The U.S. Federal Reserve recently reported that consumer borrowing picked up in February, climbing by $16.5 billion to reach $3.13 trillion – a record high. This figure doesn't include mortgages or home equity loans, so the total amount of money owed by American consumers is actually even higher.
Credit card debt declined by $2.4 billion in February, which represents the continuation of a long-running trend. Households have been trying to shed high-interest debt since the recession and economists who spoke to the Associated Press said they believe many consumers remain wary of taking on new financial obligations.
However, as the numbers show, not all types of debt are viewed the same. The overall increase in debt tracked by the Fed was driven primarily by an increase of nearly $19 million in the category that includes student and auto loans. This category of debt has grown during every month but one since May 2010. A separate report from the New York Fed supported the U.S. central bank's findings, showing that student loans have been the main driver of consumer debt since 2009.
The increase in auto loans may show that consumers are releasing pent-up demand as a result of rising confidence in the economy. Given that consumer spending accounts for about 70 percent of U.S. economic activity, this could be a positive sign.
Consumers may be more optimistic, but that doesn't mean lenders can afford to be complacent about credit risk.
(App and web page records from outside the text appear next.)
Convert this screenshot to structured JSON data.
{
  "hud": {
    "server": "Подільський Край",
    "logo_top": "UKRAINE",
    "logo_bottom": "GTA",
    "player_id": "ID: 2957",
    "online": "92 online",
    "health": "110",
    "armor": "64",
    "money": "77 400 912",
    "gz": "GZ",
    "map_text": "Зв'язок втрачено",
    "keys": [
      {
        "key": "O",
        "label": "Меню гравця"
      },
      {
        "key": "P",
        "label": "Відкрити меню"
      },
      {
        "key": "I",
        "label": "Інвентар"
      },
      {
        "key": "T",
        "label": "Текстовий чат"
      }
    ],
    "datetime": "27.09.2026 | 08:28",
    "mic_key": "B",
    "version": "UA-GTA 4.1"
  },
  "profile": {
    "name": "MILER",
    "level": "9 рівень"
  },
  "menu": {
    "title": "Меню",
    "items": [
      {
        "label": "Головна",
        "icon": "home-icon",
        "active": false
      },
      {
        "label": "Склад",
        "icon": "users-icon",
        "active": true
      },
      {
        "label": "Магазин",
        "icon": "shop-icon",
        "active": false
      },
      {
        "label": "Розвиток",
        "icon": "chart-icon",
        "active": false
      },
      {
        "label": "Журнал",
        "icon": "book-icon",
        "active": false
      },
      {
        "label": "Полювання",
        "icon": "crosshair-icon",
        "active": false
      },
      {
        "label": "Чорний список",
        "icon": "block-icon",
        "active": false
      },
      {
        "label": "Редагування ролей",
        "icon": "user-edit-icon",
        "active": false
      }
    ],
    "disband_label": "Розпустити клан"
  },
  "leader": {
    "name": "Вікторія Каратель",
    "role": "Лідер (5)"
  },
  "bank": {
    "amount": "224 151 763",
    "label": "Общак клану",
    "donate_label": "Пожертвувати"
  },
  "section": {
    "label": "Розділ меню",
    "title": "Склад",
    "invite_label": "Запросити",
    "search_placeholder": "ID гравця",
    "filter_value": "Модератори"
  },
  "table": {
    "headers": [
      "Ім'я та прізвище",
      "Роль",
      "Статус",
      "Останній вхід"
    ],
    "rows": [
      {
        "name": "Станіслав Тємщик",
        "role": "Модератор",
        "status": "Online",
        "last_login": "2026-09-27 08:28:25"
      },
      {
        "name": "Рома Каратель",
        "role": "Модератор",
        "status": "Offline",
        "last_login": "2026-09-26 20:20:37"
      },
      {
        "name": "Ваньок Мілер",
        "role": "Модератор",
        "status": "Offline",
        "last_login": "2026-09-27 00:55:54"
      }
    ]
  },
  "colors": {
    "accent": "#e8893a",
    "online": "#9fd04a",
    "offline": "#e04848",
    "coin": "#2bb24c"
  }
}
Even in an improving economy, having sound amortization schedules in place is critical for ensuring that loans will be paid back in a timely manner.